US7210855Aug 6, 2002May 1, 2007Pirelli & C. SpaDevice for connecting an optical fibre
US7224871 *Feb 20, 2003May 29, 2007Bae Systems Information And Electronic Systems Integration Inc.Ultra stable optical element x,y, positioning unit for use in harsh environments
US20050013547 *Aug 6, 2002Jan 20, 2005Giacomo RossiDevice for connecting an optical fibre
USRE43542Jun 11, 2001Jul 24, 2012Adc GmbhAssembly and method for use in terminating an optical fiber or fibers
WO1995006853A1 *Aug 25, 1994Mar 9, 1995Allied Signal IncINTEGRATED 3x3 COUPLER FOR A FIBER OPTIC GYRO
WO1997023797A1 *Dec 23, 1996Jul 3, 1997Minnesota Mining & MfgReceptacle for electro-optical device
WO1998034141A2 *Feb 2, 1998Aug 6, 1998Minnesota Mining & MfgMultiport housing with a plurality of sockets for fibre optic plugs
WO2003079079A1 *Mar 6, 2003Sep 25, 2003Corning IncFiber and lens grippers, optical devices and methods of manufacture
Classifications
U.S. Classification385/88, 385/92
International ClassificationG02B6/38, G02B6/42, G02B6/36
Cooperative ClassificationG02B6/4292, G02B6/3652, G02B6/4236, G02B6/4249, G02B6/3838, G02B6/423, G02B6/4204, G02B6/3692
European ClassificationG02B6/42D, G02B6/42C5P2, G02B6/38D6D4, G02B6/42C3, G02B6/42C8
Legal Events
DateCodeEventDescription

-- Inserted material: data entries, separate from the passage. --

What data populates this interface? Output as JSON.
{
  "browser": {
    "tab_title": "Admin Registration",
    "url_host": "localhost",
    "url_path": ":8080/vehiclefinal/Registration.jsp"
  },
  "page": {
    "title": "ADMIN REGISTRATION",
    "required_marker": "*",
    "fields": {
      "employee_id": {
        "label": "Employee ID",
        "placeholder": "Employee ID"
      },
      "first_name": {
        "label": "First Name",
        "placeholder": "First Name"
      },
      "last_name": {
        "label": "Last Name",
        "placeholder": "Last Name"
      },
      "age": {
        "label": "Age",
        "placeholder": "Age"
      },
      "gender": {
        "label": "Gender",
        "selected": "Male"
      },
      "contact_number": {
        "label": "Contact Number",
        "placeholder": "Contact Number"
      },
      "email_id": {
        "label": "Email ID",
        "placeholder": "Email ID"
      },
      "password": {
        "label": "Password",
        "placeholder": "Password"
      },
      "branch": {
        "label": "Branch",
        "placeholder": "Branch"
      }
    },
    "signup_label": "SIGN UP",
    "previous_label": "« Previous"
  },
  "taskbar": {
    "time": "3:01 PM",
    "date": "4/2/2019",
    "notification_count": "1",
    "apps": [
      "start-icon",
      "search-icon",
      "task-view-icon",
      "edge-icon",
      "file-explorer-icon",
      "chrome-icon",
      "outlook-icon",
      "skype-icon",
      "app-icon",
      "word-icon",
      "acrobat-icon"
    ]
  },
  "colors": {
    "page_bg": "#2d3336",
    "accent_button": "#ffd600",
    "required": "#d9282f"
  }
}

Feb 6, 1985ASAssignment
Owner name: SIEMENS AKTIENGESELLSCHAFT, BERLIN AND MUNICH, GER
Free format text: ASSIGNMENT OF ASSIGNORS INTEREST.;ASSIGNORS:FISCHER, KARL;SPAETH, WERNER;REEL/FRAME:004366/0969;SIGNING DATES FROM 19850118 TO 19850123
Dec 30, 1991FPAYFee payment
Year of fee payment: 4
Dec 22, 1995FPAYFee payment
Year of fee payment: 8
Feb 1, 2000REMIMaintenance fee reminder mailed
Jul 9, 2000LAPSLapse for failure to pay maintenance fees
Sep 12, 2000FPExpired due to failure to pay maintenance fee
Effective date: 20000712